By Jim Schutze
By Rachel Watts
By Lauren Drewes Daniels
By Anna Merlan
By Lee Escobedo
JUNE 25, 2004. Three weeks before the one-year anniversary of Taylor Hooton's death.
Patrick Burke starts talking about steroids immediately after his lunch companion sits down. He parts his folded hands. His face comes alive.
"It's the elephant in the corner," says Burke, a friend of Taylor Hooton's who ran cross-country at Plano West and will graduate this summer. He says he's personally seen guys use steroids "a few dozen times" at West. "They would do it in the showers [at school] mostly. Some kids wouldn't have the nerves, I guess, to do it themselves, so they'd have others do it...They'd just carry it in with their stuff [for gym class]. They had those shower bags; they're, like, mesh. Just throw your stuff in there. Take a shower. When nobody was looking, when no coaches were around, just quick"--he sticks an imaginary needle in his butt.
"It's an everyday thing," Burke says. "I'd say 80 percent of the athletes either have used or are using--I mean, in the sports that you would need them. Wrestling, some track, a lot of football, baseball."
This is a widely contested estimate, even among kids who are former users. Still, no student who spoke with the Observer disagreed with Burke's overall assessment: Steroids are a problem at Plano West.
And that's what Burke's upset about. In March, district Superintendent Otto read a statement about steroid abuse within PISD at a seminar held at Plano East Senior High School. It was the third and last steroid seminar the Hootons had organized, having already held one at Plano West and another at Plano Senior High.
"We feel steroid usage is minimal," Otto said that night, "because of the work of our teachers and coaches. We want to emphasize that there is not extensive usage of this substance by young people who attend Plano ISD schools."
Burke, sitting in the audience that day, thought, "That's absurd." He says this past year at Plano West he saw signs of steroid abuse "every day."
So he wrote a letter to Otto. "In my personal experience," he wrote, "steroids as well as other illegal drugs have been readily available and at our students' fingertips since I have attended high school in Plano. To deny that such a situation exists is a cowardly and irresponsible approach to dealing with this deadly problem."
As for the teachers and coaches educating Plano's youths, Burke continued, "As a...student, I can only recall one section on steroid awareness that was buried within one chapter of one textbook in Plano's one required health class...I would call this education effort mediocre, at best." Burke wrote that the coaches and administrators are either "blind" to the steroid problem or they have their "heads in the sand."
"He wrote back," Burke says with a smirk. "It was basically a pat on the head thanking me for my opinion."
Otto did commend Burke for "taking a stand on this difficult issue." But he also wrote, "I'm sorry that you disagree with the position taken in my statement."
Today, you can see that the school's effort disgusts Burke.
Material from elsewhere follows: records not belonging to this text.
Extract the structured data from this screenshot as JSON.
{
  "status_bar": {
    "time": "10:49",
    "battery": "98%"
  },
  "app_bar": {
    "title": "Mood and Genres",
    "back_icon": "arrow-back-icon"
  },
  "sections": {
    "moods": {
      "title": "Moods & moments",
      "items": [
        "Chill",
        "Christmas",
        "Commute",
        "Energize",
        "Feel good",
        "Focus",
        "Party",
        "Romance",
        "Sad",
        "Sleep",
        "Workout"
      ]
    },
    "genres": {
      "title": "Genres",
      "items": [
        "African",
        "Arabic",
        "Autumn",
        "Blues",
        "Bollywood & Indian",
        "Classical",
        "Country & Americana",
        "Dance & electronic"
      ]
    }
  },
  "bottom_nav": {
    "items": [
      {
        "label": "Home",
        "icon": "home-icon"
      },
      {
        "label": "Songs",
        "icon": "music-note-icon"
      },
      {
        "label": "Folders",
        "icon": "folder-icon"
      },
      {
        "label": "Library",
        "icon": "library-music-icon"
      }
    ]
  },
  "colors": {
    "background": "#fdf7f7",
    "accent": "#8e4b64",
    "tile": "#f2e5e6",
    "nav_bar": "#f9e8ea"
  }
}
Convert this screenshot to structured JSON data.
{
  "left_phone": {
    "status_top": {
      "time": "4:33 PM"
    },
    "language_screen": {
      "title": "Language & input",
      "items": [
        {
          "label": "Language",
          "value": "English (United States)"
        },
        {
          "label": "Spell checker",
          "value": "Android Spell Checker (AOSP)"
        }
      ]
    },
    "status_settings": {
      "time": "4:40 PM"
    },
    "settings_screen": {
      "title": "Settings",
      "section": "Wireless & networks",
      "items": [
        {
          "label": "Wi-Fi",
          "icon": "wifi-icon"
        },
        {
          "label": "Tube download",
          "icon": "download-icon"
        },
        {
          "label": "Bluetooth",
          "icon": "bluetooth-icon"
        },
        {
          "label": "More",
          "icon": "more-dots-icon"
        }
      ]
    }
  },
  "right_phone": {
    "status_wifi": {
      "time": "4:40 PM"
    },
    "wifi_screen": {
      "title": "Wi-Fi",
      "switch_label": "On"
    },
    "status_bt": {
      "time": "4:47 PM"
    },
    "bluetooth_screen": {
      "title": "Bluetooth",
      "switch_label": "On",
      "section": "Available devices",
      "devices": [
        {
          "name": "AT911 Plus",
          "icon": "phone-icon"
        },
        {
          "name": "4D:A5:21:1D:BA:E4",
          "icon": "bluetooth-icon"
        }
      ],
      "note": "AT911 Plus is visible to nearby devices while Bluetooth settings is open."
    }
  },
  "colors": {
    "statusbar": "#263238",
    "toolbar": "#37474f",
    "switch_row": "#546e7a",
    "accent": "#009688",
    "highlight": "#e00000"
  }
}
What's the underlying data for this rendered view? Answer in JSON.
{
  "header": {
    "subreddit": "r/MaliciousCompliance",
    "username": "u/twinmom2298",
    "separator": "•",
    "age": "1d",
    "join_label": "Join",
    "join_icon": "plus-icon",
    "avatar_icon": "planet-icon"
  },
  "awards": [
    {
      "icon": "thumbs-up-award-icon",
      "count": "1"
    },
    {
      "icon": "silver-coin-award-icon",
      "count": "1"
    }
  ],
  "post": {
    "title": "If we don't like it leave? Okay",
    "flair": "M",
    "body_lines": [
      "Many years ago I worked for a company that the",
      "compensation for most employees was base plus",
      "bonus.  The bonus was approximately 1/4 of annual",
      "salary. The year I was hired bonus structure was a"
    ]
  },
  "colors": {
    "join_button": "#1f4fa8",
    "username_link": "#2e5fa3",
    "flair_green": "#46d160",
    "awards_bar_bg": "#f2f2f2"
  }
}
Otto told him he should come forward with any information he has, but Burke has seen guys use and later deny it. Testing is the only way to root out the problem, he says.
Nancy Long, a PISD spokeswoman, would not comment on whether Plano West or any other PISD school plans to do any random testing. But Don Hooton has asked the school before. Officials told him it would cost too much.
Yet in 2003 the district opened a 9,800-seat, $18.7 million football stadium for all three Plano high schools to use--as well as three indoor practice facilities for the teams, one at each school, replete with 50 yards of artificial turf and a weight room off to the side, for $6.9 million more.
Dr. Gary Wadler, professor of medicine at New York University and an expert on steroid abuse, says steroid testing is a "critical element" in fighting the problem. "And to ignore that is to ignore reality." In the case of PISD, he says, "The budget allocations really are a reflection of a philosophy."
Long says that's not fair. The football stadium and practice facilities were part of a $398 million bond package voters passed in 2001, she says.
Still, Burke says, if the school doesn't have the money for steroid testing, raise it. Increase the price of student activity fees. Heck, raise the money for testing through booster clubs, similar to the booster club the Plano West football team has. Maybe the steroid club could work year-round, as the football club does.
"Taylor Hooton's death," Burke wrote in his closing paragraph, "brought national...attention to our community. The eyes of the nation are upon us. Failure is no longer an option."
Sure, Emily Parker noticed Taylor getting bigger--it was hard not to--but because she spent every day with him, his increasing muscularity wasn't nearly as pronounced as his ego. As winter became spring, Taylor's clothes no longer hung off him--they clung to him. Still, he borrowed shirts from friends with smaller builds or bought smaller-sized clothing, the better to show off what he'd created. He still walked the school halls with insouciance, but now there was a hint of menace in his stride, in case anyone wanted to challenge him. No one ever did.